The Mariners announced a short while ago that they have placed Franklin Gutierrez on the 7-day disabled list with a concussion. Steve Delabar, a right-handed reliever, was called up from Triple-A Tacoma to replace him on the active roster.
Gutierrez was diagnosed with a mild concussion after he was hit in the side of the face by a wild pickoff throw from Red Sox left-hander Franklin Morales last night. He was on the ground for a few tense minutes before slowly getting to his feet and walking off the field flanked by team trainers.
Gutierrez’s breakthrough 2009 season earned him a four-year, $20.25 million contract extension from the Mariners, but a wide variety of health issues have kept him off the field over the past two seasons. The 29-year-old center fielder was limited to just 92 games last season due to a stomach ailment and a strained left oblique. He didn’t make his debut this season until June 14 due to a torn pectoral muscle and plantar fasciitis in his heel. Hopefully some better luck is in his future.
The Astros remain in contact with the Athletics on starting pitcher Sonny Gray, Ken Rosenthal of FOX Sports reports. The Astros have added Charlie Morton this offseason, but the club has been trying to add a big-name starting pitcher to put at the top of the rotation behind Dallas Keuchel.
Gray, 27, was limited to 22 starts in the 2016 season due to a forearm issue. His stats left a lot to be desired, as he finished with a 5-11 record, a 5.69 ERA, and a 94/42 K/BB ratio over 117 innings. Considering how Gray pitched in the previous three years, he’s a good bet to bounce back.
Gray is under team control through 2019, which is a big draw for the Astros. Needless to say, the Athletics would want a haul in terms of prospects. Gray will earn $3.575 million in 2017, having avoided arbitration in his first year of eligibility.

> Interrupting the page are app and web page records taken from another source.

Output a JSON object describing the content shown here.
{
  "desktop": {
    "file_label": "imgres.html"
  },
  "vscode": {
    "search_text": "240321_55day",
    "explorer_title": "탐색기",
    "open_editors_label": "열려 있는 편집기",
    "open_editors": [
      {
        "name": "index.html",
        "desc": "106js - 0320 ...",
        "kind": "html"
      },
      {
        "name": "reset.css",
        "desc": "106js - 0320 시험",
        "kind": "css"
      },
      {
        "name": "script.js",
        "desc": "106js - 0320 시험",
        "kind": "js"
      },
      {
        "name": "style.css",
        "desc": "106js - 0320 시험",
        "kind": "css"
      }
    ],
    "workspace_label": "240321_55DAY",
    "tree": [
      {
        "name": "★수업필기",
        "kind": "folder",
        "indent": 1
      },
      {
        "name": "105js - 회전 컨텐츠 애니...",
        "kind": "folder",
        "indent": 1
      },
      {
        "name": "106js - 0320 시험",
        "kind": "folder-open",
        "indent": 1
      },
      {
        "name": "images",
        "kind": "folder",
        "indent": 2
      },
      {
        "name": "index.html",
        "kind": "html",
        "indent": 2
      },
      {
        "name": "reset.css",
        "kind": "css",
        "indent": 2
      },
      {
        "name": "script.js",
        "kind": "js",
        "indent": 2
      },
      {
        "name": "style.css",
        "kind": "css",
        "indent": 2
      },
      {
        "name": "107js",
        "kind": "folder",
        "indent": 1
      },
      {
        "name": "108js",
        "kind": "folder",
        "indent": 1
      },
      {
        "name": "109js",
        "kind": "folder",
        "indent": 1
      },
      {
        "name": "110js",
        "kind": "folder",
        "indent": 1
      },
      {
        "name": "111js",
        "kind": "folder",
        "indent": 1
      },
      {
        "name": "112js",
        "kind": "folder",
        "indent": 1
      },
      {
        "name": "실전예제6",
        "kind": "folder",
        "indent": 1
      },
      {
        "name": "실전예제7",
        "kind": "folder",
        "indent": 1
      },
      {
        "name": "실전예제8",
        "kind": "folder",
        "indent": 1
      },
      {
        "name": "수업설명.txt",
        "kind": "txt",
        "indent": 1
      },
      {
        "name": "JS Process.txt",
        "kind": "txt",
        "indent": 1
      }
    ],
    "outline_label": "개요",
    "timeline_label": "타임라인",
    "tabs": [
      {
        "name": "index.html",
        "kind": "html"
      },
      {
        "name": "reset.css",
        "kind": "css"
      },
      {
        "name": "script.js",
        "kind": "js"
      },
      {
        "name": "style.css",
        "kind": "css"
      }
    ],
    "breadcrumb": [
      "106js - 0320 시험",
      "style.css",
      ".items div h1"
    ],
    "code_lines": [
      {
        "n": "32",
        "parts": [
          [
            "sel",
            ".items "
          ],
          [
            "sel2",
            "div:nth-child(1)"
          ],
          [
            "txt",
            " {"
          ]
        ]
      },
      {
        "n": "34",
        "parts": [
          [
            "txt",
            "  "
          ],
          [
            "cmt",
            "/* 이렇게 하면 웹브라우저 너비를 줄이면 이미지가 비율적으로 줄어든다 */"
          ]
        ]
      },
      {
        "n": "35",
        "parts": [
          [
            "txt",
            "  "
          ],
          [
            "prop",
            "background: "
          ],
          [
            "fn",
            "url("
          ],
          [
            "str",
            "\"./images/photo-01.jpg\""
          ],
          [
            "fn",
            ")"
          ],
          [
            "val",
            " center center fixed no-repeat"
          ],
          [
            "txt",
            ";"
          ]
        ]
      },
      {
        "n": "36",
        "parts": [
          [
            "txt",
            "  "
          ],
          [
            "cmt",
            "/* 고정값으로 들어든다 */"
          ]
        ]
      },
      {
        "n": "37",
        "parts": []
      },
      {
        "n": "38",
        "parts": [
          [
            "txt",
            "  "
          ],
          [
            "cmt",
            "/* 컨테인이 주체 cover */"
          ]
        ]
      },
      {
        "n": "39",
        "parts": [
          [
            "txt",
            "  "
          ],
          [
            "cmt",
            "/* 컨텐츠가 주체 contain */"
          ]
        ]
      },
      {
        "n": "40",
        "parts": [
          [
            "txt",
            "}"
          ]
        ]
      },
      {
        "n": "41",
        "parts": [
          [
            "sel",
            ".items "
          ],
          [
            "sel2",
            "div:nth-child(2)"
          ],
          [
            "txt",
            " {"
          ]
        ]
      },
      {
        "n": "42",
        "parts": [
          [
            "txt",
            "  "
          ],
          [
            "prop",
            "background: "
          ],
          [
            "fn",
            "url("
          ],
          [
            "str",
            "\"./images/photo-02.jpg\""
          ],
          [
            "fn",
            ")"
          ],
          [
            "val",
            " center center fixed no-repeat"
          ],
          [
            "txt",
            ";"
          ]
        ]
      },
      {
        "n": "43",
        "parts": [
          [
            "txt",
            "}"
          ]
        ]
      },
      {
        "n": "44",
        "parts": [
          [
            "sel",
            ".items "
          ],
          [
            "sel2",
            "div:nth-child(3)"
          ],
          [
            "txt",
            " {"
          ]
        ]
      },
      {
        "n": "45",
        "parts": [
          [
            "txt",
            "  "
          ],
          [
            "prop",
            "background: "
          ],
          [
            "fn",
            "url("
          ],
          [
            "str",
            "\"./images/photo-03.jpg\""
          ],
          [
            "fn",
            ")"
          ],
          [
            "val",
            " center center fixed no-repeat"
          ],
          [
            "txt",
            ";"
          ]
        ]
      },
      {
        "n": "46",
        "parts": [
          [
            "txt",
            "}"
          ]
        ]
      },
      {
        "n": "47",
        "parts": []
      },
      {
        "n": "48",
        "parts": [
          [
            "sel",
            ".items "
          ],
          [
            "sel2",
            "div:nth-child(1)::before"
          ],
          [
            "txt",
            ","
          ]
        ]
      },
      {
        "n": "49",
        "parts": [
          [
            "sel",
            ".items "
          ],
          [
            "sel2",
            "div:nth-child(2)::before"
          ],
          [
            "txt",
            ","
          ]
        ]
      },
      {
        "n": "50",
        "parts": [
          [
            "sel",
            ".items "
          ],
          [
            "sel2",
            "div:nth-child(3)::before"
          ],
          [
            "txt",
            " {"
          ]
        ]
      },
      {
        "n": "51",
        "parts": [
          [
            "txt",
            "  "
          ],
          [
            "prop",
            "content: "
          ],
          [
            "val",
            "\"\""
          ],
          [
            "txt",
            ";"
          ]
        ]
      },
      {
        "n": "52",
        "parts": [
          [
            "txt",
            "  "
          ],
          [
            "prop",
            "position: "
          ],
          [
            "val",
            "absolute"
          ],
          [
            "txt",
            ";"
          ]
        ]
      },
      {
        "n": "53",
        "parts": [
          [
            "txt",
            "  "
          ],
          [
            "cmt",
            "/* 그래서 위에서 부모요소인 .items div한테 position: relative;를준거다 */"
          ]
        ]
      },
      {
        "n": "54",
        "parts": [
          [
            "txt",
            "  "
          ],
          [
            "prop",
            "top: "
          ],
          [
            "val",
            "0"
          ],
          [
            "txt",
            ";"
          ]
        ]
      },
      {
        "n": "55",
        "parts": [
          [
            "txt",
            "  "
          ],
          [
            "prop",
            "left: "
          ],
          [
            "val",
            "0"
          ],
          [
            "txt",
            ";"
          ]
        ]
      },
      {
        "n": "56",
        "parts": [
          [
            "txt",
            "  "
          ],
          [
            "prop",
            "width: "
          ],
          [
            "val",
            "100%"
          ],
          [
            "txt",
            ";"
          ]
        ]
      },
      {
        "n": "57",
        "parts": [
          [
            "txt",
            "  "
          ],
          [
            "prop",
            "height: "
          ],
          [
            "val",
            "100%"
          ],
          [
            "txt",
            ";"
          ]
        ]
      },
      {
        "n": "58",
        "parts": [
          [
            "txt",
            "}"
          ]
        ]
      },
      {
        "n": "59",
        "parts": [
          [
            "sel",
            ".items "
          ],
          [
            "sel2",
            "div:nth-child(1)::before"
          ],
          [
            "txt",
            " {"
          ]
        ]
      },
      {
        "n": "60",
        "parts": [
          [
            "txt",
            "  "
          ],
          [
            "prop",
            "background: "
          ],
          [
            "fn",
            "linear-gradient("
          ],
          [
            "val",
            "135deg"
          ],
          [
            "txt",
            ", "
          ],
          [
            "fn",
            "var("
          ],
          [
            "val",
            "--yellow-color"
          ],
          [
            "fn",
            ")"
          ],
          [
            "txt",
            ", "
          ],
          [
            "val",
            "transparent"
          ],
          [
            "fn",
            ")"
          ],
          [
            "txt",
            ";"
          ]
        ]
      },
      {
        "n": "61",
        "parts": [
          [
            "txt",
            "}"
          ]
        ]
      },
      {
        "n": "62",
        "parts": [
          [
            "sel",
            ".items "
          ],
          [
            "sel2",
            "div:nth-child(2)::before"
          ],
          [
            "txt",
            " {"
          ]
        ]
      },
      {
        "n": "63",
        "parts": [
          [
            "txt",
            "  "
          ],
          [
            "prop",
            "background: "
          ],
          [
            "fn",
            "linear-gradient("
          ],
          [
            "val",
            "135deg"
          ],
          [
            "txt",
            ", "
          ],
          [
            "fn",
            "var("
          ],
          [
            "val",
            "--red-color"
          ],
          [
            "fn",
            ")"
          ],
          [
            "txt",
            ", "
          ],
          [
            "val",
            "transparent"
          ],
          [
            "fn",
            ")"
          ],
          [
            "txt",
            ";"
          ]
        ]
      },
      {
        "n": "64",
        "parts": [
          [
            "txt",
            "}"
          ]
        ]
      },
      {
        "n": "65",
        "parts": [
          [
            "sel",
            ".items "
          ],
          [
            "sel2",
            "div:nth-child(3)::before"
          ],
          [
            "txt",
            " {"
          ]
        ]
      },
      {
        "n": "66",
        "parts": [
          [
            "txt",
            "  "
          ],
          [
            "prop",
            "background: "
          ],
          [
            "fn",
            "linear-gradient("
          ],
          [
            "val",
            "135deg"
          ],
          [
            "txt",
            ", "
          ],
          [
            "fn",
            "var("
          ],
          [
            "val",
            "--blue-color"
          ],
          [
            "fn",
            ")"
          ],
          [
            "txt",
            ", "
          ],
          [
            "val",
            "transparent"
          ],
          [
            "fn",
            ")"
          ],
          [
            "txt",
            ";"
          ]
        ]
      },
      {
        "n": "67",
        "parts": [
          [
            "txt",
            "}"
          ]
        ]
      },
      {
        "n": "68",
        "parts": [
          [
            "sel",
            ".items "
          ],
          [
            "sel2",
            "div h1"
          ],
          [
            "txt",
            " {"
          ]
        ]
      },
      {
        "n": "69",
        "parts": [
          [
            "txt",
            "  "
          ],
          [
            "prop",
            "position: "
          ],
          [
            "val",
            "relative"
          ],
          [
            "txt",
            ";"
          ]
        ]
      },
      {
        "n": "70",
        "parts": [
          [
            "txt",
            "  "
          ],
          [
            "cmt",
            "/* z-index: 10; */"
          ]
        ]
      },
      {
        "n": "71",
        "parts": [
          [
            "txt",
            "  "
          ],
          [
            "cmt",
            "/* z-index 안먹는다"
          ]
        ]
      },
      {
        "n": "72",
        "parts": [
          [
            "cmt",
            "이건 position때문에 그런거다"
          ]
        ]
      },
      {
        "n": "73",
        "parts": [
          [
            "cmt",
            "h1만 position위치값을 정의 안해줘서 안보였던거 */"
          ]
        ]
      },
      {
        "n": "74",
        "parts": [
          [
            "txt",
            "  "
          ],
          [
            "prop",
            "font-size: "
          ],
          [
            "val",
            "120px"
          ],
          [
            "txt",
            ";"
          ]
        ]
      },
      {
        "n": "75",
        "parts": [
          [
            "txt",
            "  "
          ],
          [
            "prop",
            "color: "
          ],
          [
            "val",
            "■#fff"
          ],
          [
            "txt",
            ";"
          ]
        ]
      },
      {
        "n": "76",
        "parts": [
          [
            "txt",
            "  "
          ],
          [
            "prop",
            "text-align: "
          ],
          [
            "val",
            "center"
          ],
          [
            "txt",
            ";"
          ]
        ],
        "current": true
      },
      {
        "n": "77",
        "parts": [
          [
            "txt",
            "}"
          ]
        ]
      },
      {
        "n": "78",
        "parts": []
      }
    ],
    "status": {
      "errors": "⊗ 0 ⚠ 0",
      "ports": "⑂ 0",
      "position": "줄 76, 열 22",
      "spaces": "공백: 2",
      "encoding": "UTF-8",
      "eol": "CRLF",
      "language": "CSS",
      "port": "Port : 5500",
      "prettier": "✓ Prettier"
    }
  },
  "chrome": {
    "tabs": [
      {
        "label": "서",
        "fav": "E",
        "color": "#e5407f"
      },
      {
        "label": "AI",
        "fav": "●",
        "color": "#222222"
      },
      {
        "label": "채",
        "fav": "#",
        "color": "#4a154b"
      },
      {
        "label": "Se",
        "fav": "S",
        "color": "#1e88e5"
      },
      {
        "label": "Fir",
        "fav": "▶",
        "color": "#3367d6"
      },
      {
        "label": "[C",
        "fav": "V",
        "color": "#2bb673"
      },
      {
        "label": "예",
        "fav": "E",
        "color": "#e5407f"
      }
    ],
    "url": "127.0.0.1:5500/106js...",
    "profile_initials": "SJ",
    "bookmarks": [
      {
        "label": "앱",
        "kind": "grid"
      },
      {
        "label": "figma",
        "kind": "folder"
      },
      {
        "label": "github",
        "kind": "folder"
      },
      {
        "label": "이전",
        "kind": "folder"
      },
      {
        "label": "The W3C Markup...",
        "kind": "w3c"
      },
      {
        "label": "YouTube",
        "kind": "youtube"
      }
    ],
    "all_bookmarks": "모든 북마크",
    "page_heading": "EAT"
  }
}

As we noted last week, The Chicago Cubs took the unusual step of not waiting until the summer after winning the World Series to make their customary White House visit to meet the president. They did it today, seeing President Obama a few short days before he leaves office.
Despite the fact that Obama is a White Sox fan, he met the Cubs with diplomacy and grace. It’s almost as if he’s been in that business for the past eight years. In return, he was given some gifts by the Cubs: Theo Epstein presented Obama with a No. 44 Cubs jersey, a tile from the center field scoreboard at Wrigley Field, and a lifetime pass to Wrigley as well.
Obama is staying in D.C. after he leaves office this week, hanging around so his daughter can finish high school in the same place she started. Even so, he’s likely going to be back to Chicago a good bit over the rest of his life, so he’ll likely be able to put the free pass to work. Assuming it comes with, like, six companion passes for his Secret Service detail.